The rankings of institutions, whether done by the national agencies or international newspapers, do not measure a university’s health. The number of publications or patents, the presence of a library or two do not tell the whole story. Whether we celebrate how many of our universities have made it to the top 1,000 or 10,000, the reality is that our institutions as a whole are facing serious challenges. With limited funding for research, stagnant salaries of staff, increased cost that the students have to bear and a high population pressure, all have a negative influence on the health of our universities. Furthermore, the university leadership that at times is out of touch with academia or research and a research staff who at times demonstrate the lack of strong moral and ethical compass add to the woes of our institutions.
While these problems are real, they are neither unique to Pakistan, nor are they fundamentally insolvable. A bigger problem, however, is the environment on our campuses. The lack of debate and an honest but respectful discussion of ideas and viewpoints, has given rise to a stifling environment. I personally know professors who are scared to discuss history, lest it offend certain groups. Students are reluctant to bring up topics of high intellectual merit for the fear of strong repercussions. In this challenging environment, the recent move by Karachi University to share the data of the students with intelligence agencies is hardly a step in the right direction.

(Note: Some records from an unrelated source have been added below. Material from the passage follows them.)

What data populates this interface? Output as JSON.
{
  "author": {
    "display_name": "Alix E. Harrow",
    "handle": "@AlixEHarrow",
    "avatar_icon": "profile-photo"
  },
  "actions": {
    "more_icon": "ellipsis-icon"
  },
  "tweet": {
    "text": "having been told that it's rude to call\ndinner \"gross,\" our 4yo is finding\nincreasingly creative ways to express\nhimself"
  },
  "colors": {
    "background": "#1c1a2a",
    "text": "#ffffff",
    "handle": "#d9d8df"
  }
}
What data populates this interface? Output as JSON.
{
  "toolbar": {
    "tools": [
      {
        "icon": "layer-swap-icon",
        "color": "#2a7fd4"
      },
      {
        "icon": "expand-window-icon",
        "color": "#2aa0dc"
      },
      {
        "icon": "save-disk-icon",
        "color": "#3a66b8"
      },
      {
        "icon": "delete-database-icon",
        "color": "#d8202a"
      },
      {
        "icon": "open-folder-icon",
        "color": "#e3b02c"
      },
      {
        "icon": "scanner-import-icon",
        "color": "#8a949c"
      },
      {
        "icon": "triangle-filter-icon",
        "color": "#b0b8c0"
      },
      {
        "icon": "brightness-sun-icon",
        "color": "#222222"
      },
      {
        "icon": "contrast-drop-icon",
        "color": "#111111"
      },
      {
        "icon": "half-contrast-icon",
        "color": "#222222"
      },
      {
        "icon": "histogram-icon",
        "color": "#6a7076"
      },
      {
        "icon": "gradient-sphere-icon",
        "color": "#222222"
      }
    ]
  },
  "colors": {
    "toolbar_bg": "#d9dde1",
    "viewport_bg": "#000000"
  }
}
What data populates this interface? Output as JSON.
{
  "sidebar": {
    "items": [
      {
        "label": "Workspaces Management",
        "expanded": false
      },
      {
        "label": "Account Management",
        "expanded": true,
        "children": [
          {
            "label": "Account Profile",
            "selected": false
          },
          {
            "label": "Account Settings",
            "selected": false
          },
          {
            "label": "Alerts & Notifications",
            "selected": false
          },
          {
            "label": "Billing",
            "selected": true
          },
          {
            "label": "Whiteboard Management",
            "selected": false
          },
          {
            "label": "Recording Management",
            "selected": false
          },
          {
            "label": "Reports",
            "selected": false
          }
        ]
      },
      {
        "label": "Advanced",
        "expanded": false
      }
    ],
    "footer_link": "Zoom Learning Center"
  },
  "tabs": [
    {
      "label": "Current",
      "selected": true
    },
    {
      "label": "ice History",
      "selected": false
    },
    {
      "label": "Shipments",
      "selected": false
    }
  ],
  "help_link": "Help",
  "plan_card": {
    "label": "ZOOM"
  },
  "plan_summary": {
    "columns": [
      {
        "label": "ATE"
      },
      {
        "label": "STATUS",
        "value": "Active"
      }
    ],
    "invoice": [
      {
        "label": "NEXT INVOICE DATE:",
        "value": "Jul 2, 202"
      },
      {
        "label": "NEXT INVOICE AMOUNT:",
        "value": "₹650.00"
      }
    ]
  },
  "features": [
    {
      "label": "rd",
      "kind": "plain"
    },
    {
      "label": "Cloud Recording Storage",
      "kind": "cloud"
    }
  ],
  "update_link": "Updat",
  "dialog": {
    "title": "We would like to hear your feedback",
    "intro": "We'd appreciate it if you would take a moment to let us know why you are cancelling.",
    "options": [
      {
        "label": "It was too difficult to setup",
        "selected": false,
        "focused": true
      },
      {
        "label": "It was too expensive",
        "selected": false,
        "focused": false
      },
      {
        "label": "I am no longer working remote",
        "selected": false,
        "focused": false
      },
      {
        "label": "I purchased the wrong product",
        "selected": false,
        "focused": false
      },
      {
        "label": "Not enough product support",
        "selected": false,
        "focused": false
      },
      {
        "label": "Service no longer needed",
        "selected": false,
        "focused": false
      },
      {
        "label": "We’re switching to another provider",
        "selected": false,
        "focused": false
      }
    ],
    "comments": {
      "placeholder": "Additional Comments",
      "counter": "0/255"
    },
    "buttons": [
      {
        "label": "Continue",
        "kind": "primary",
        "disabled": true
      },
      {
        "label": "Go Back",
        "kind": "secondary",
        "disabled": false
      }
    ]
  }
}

There is little doubt that our universities have, in their midst, those who wish us harm and there is no question that all of us need to do our bit in ensuring a safe, stable and prosperous country. However, sharing personal data of students with agencies is deeply problematic and of little practical value. In fact, it is likely to further create an environment of mistrust, anxiety and curtail conversations on campus that are essential to critical thinking and constructive solutions. The data collected by the universities is not indicative of how a person may behave. Records of what one reads or what classes one enrolls in, is neither the business of the state, nor any indication of hostile thoughts. On the other hand, this will add to student anxiety, will further curtail conversations among students and teachers on important topics and promote a behaviour of spying on one another. There is also a strong chance that such data will be used to settle old scores and marginalise specific groups. On our campuses, student engagement with important issues facing the nation is already limited, and under the watchful eye of the big brother, it will stifle debate, creativity and discussion.
There are lessons from history and other countries that are also important here. Similar activities, including in the US through the Patriot Act, led to general anxiety and distrust, but provided no valuable intelligence. Eventually, the programme was scrapped. By invading the privacy of students, we are only going down a path that has been proved to be useless at other places.
Universities are unique in a way that they are both a microcosm of society, but also a bubble in which students can talk about abstract concepts, make grand plans and work alongside those who are different from you. This bubble is the very basis of visionary solutions. Student interactions transcend social barriers of economics, colour, ethnicity and gender. The ability to shape the future comes from independence in thought and freedom of discussion. The rise in extremism on our campuses is best fought by a reflection on why our curriculum does not teach tolerance and understanding, why we fail to appreciate the value of human rights and why we cannot disagree with one another with dignity and respect.
Published in The Express Tribune, September 12th, 2017.